San Martín de Porres District
San Martín de Porres is a district in Lima, located in the area known as Cono Norte. It is bordered by the district of Callao on the west; the Rímac River marks its natural border with downtown Lima and Callao province's district of Carmen de la Legua Reynoso on the south. Since 1945, continuous invasions of territory in what was part of the Carabayllo District ended up in the creation of the Distrito Obrero Industrial 27 de Octubre on May 22, 1950, still celebrated as the district's anniversary; the district was composed of the following haciendas: Chuquitanta, Naranjal, Santa Rosa, Garagay Alto, G. Bajo, Chavarría, Mulería, Condevilla, San José, the Huerta Sol. In 1962, after the canonization of St. Martin de Porras, the name of the district was changed to its current name. Although historians have shown that the saint's actual last name was Porras, the district has retained the original spelling; the Barrio Obrero Industrial name is unofficially kept for the downtown area. The district of Los Olivos was created in 1989, stripping some of San Martín de Porres' northeastern territory.

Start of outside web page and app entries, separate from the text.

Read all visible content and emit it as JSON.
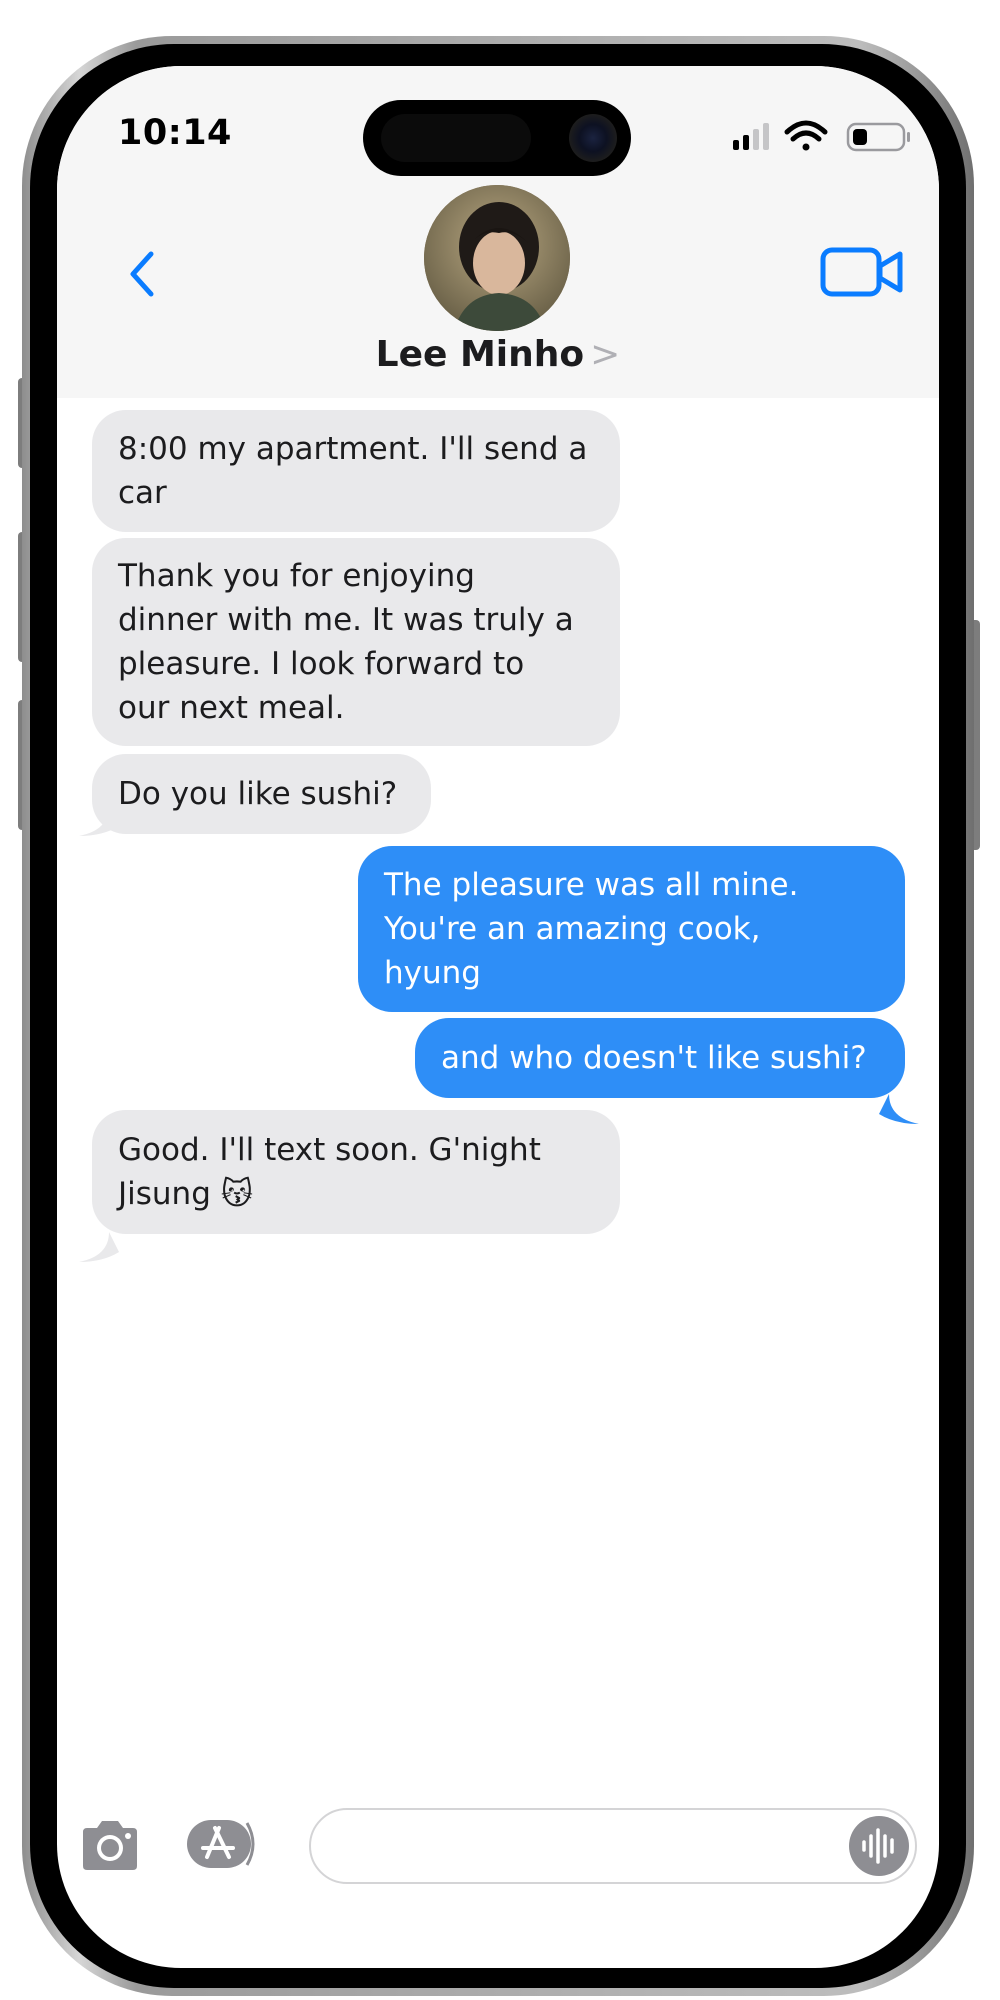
{
  "status_bar": {
    "time": "10:14"
  },
  "header": {
    "contact_name": "Lee Minho",
    "name_chevron": ">"
  },
  "messages": [
    {
      "direction": "incoming",
      "lines": [
        "8:00 my apartment. I'll send a",
        "car"
      ]
    },
    {
      "direction": "incoming",
      "lines": [
        "Thank you for enjoying",
        "dinner with me. It was truly a",
        "pleasure. I look forward to",
        "our next meal."
      ]
    },
    {
      "direction": "incoming",
      "lines": [
        "Do you like sushi?"
      ]
    },
    {
      "direction": "outgoing",
      "lines": [
        "The pleasure was all mine.",
        "You're an amazing cook,",
        "hyung"
      ]
    },
    {
      "direction": "outgoing",
      "lines": [
        "and who doesn't like sushi?"
      ]
    },
    {
      "direction": "incoming",
      "lines": [
        "Good. I'll text soon. G'night",
        "Jisung 😽"
      ]
    }
  ],
  "colors": {
    "accent": "#0a7cff",
    "incoming_bubble": "#e9e9eb",
    "outgoing_bubble": "#2e8ef7",
    "header_bg": "#f6f6f6"
  },
  "icons": {
    "back": "chevron-left-icon",
    "video": "video-camera-icon",
    "camera": "camera-icon",
    "apps": "app-store-icon",
    "audio": "waveform-icon"
  },
  "input": {
    "value": "",
    "placeholder": ""
  }
}
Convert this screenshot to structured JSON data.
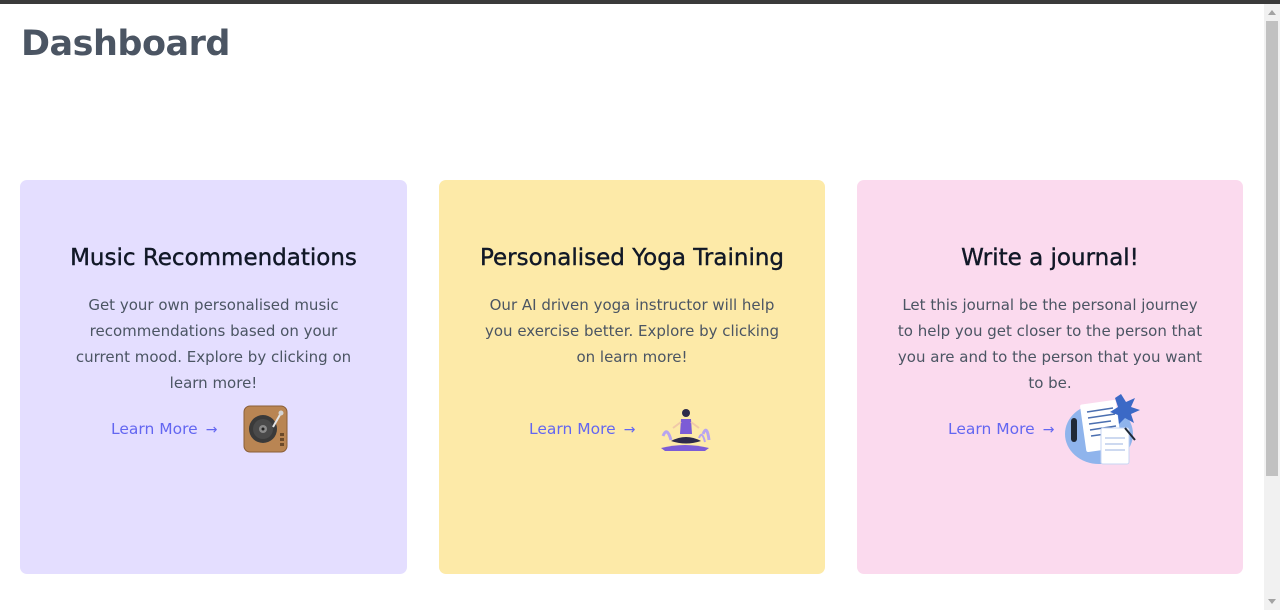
{
  "page": {
    "title": "Dashboard"
  },
  "cards": [
    {
      "title": "Music Recommendations",
      "description": "Get your own personalised music recommendations based on your current mood. Explore by clicking on learn more!",
      "link_label": "Learn More",
      "arrow": "→",
      "icon": "turntable-icon",
      "background": "#e4deff"
    },
    {
      "title": "Personalised Yoga Training",
      "description": "Our AI driven yoga instructor will help you exercise better. Explore by clicking on learn more!",
      "link_label": "Learn More",
      "arrow": "→",
      "icon": "yoga-meditation-icon",
      "background": "#fdeaa8"
    },
    {
      "title": "Write a journal!",
      "description": "Let this journal be the personal journey to help you get closer to the person that you are and to the person that you want to be.",
      "link_label": "Learn More",
      "arrow": "→",
      "icon": "journal-writing-icon",
      "background": "#fbdaee"
    }
  ],
  "colors": {
    "link": "#6366f1",
    "heading": "#4b5563"
  }
}
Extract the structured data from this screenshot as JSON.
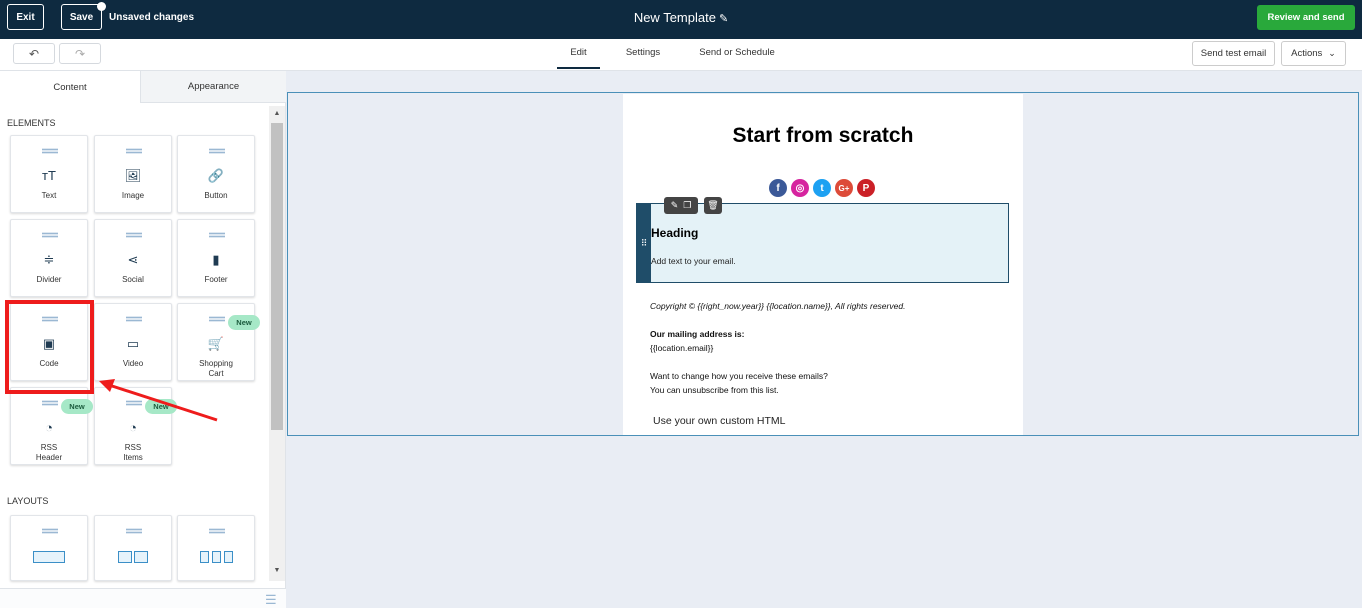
{
  "topbar": {
    "exit_label": "Exit",
    "save_label": "Save",
    "unsaved_label": "Unsaved changes",
    "title": "New Template",
    "review_label": "Review and send"
  },
  "subbar": {
    "tabs": [
      {
        "label": "Edit"
      },
      {
        "label": "Settings"
      },
      {
        "label": "Send or Schedule"
      }
    ],
    "send_test_label": "Send test email",
    "actions_label": "Actions"
  },
  "panel": {
    "tabs": [
      {
        "label": "Content"
      },
      {
        "label": "Appearance"
      }
    ],
    "elements_label": "ELEMENTS",
    "layouts_label": "LAYOUTS",
    "elements": [
      {
        "label": "Text",
        "icon": "text-icon",
        "glyph": "тТ"
      },
      {
        "label": "Image",
        "icon": "image-icon",
        "glyph": "🖼"
      },
      {
        "label": "Button",
        "icon": "link-icon",
        "glyph": "🔗"
      },
      {
        "label": "Divider",
        "icon": "divider-icon",
        "glyph": "≑"
      },
      {
        "label": "Social",
        "icon": "share-icon",
        "glyph": "⋖"
      },
      {
        "label": "Footer",
        "icon": "footer-icon",
        "glyph": "▮"
      },
      {
        "label": "Code",
        "icon": "terminal-icon",
        "glyph": "▣"
      },
      {
        "label": "Video",
        "icon": "video-icon",
        "glyph": "▭"
      },
      {
        "label": "Shopping Cart",
        "icon": "cart-icon",
        "glyph": "🛒",
        "badge": "New"
      },
      {
        "label": "RSS Header",
        "icon": "rss-icon",
        "glyph": "◔",
        "badge": "New"
      },
      {
        "label": "RSS Items",
        "icon": "rss-icon",
        "glyph": "◔",
        "badge": "New"
      }
    ]
  },
  "email": {
    "title": "Start from scratch",
    "socials": [
      {
        "icon": "facebook-icon",
        "glyph": "f",
        "color": "#3b5998"
      },
      {
        "icon": "instagram-icon",
        "glyph": "◎",
        "color": "#d6249f"
      },
      {
        "icon": "twitter-icon",
        "glyph": "t",
        "color": "#1da1f2"
      },
      {
        "icon": "google-plus-icon",
        "glyph": "G+",
        "color": "#dd4b39"
      },
      {
        "icon": "pinterest-icon",
        "glyph": "P",
        "color": "#cb2027"
      }
    ],
    "heading": "Heading",
    "body_text": "Add text to your email.",
    "copyright": "Copyright © {{right_now.year}}  {{location.name}}, All rights reserved.",
    "mailing_label": "Our mailing address is:",
    "mailing_value": "{{location.email}}",
    "change_line": "Want to change how you receive these emails?",
    "unsubscribe_line": "You can unsubscribe from this list.",
    "custom_html": "Use your own custom HTML"
  },
  "colors": {
    "topbar": "#0e2a40",
    "review_button": "#29a93b",
    "highlight": "#ee1c1c"
  }
}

A prominent geographical feature of the district is the isolated La Milla hill, north of Ave. José Granda. 2019-2022: Julio Chávez Chiong 2015-2018: Bobby Mattos 2011-2014: Freddy Ternero † 2015-2018: Adolfo Israel Mattos Piaggio Universidad Cayetano Heredia Avenida Caquetá Avenida Zarumilla Avenida Eduardo de Habich Avenida Túpac Amaru Avenida Canta Callao Avenida Naranjal Avenida Carlos Izaguirre Avenida Bocanegra Avenida Angélica Gamarra Avenida Tomás Valle Avenida Universitaria Avenida Germán Aguirre Avenida José Granda Avenida Lima Avenida Pacasmayo Avenida Perú Avenida Los Próceres Avenida 12 de Octubre Avenida Salaverry Avenida Quilca Urb Barrio Obrero Urb Caquetá Urb Miguel Grau Urb Zarumilla Urb Ingenieria Urb Palao Urb Los Jardines Urb Fiori Urb Perú Urb Condevilla Señor Urb San Germán Urb Antares Urb Los Libertadores Urb El Pacífico Urb Garagay Huaca El Paraiso Huaca Garagay Huaca Palao Administrative divisions of Peru Largest cities in the Americas List of districts of Lima List of metropolitan areas of Peru List of people from Lima List of sites of interest in the Lima Metropolitan area Ancient Buildings in Coast of Peru www.mdsmp.gob.pe/ Municipalidad Distrital de San Martín de Porres] - San Martín de Porres district council official website http://www.cayetano.edu.pe/cayetano/es/ Universidad Cayetano Heredia]
Ate known as Ate-Vitarte, is a district of the Lima Province in Peru. Located in the eastern part of the province, it is one of the districts that comprise the city of Lima; the district has a total land area of 77.72 km². Its administrative center is located 355 meters above sea level. North: Lurigancho East: Santa Anita, Cieneguilla South: Santiago de Surco, La Molina West: San Borja, San Luis According to the 2007 census by the INEI, the district has 478,278 inhabitants and a population density of 6,154 persons/km². In 2005, there were 105,190 households in the district, it is the 13th most populated district in Lima. Stadium "Estadio Monumental de Universitario de Deportes", home of one of the most popular football teams in Perú. Puruchuco Archeological Site Huaycan Archeological Site Cahuide Park Administrative divisions of Peru Official web site of the Ate district Estadísticas de Ate Ate News